The concept of ‘staycation’ – taking your annual vacation by staying at home – has caught on in recent years with the recession and other influences. Rather than traveling over 50 miles and staying overnight, you can ‘stay at home’ and take in ‘tourist attractions’ in your local area. Have you visited each of the libraries, historical society museums, state parks and national park and memorials, for example, within a day’s drive and back of your home? Few of us could honestly answer: “Yes,” in my experience.
You can go about planning your ‘heritage staycation’ just like you would a trip to a far-away city. Just focus on your local community and the surrounding region instead of Boston, Austin or Phoenix this time. As you start your planning, you will notice both places you have visited before and want to visit again as well as those places you have passed up, in the past, for whatever reason. Make your normal lists and evaluate each site you list as you would if they were more than 50 miles from home. Remember to include cultural, historical and nature-based sites. You’ll need to eat somewhere during most days, so do not overlook the restaurants and other eating establishments during your visits… try to choose new locations to create new memories.
Be sure, as you always do, to seek sites that balance interests of each person involved, each spouse or partner, each child or others that will be making the trip as well. Consider the variety of interests as well as the places recently visited so that new memories can be created from these new experiences. Usually making short lists of pluses and minuses for each site or attraction is helpful to your planning. Do you find that to be the case? Don’t forget to consider possible changes in the weather conditions, while you are at it.
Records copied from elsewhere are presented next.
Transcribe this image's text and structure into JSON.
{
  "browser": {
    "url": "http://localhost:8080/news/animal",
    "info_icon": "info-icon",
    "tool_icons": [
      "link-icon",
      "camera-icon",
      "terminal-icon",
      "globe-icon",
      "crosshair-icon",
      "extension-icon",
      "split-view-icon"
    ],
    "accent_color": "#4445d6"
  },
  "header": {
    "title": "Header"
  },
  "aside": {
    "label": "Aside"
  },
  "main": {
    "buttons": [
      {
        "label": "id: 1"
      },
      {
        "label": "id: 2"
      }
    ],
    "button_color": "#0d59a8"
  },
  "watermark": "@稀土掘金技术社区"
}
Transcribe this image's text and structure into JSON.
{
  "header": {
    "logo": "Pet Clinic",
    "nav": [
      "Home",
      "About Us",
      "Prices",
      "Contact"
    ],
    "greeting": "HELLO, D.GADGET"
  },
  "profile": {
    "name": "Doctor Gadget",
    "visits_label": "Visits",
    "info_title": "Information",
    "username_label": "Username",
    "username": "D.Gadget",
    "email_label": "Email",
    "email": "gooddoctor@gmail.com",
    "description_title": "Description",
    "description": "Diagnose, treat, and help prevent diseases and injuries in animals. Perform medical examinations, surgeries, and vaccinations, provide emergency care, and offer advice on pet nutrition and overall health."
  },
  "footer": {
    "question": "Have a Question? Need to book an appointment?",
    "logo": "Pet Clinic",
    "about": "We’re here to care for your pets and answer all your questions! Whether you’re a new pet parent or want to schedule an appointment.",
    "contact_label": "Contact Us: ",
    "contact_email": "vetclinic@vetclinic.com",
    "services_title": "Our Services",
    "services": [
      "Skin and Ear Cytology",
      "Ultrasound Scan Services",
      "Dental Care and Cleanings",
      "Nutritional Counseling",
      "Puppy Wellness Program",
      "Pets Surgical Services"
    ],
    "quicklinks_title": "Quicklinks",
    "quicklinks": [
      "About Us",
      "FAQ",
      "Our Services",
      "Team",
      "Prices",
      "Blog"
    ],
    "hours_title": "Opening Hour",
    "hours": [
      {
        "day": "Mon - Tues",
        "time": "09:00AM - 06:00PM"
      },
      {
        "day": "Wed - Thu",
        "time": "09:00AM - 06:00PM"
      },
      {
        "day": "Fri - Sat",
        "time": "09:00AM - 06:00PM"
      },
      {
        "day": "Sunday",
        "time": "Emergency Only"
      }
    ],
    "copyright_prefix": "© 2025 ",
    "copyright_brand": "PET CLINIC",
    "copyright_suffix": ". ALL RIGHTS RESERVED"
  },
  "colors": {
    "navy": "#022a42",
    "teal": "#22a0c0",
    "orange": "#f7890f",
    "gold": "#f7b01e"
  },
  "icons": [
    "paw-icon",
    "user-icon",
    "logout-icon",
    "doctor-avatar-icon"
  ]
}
Finally, be sure to discuss your list with those who will be going on the day-trips to check for their current preferences as well as to identify negatives that you may not have considered. In my monthly column, I’ll be discussing using a journal for your heritage travel planning, on your trip, and to record sharing of experiences after the trip. You can do this for your ‘heritage staycation’ activities as well. How has that worked for you? I always appreciate comments!
© The Dr. Bill Smith 2012
Dr. Bill Smith is the author of The Heritage Tourist, a monthly column in The In-Depth Genealogist which focuses on the social context of travel and history when applied to our genealogy. Dr. Bill can be found blogging at Dr. Bill Tells Ancestor Stories.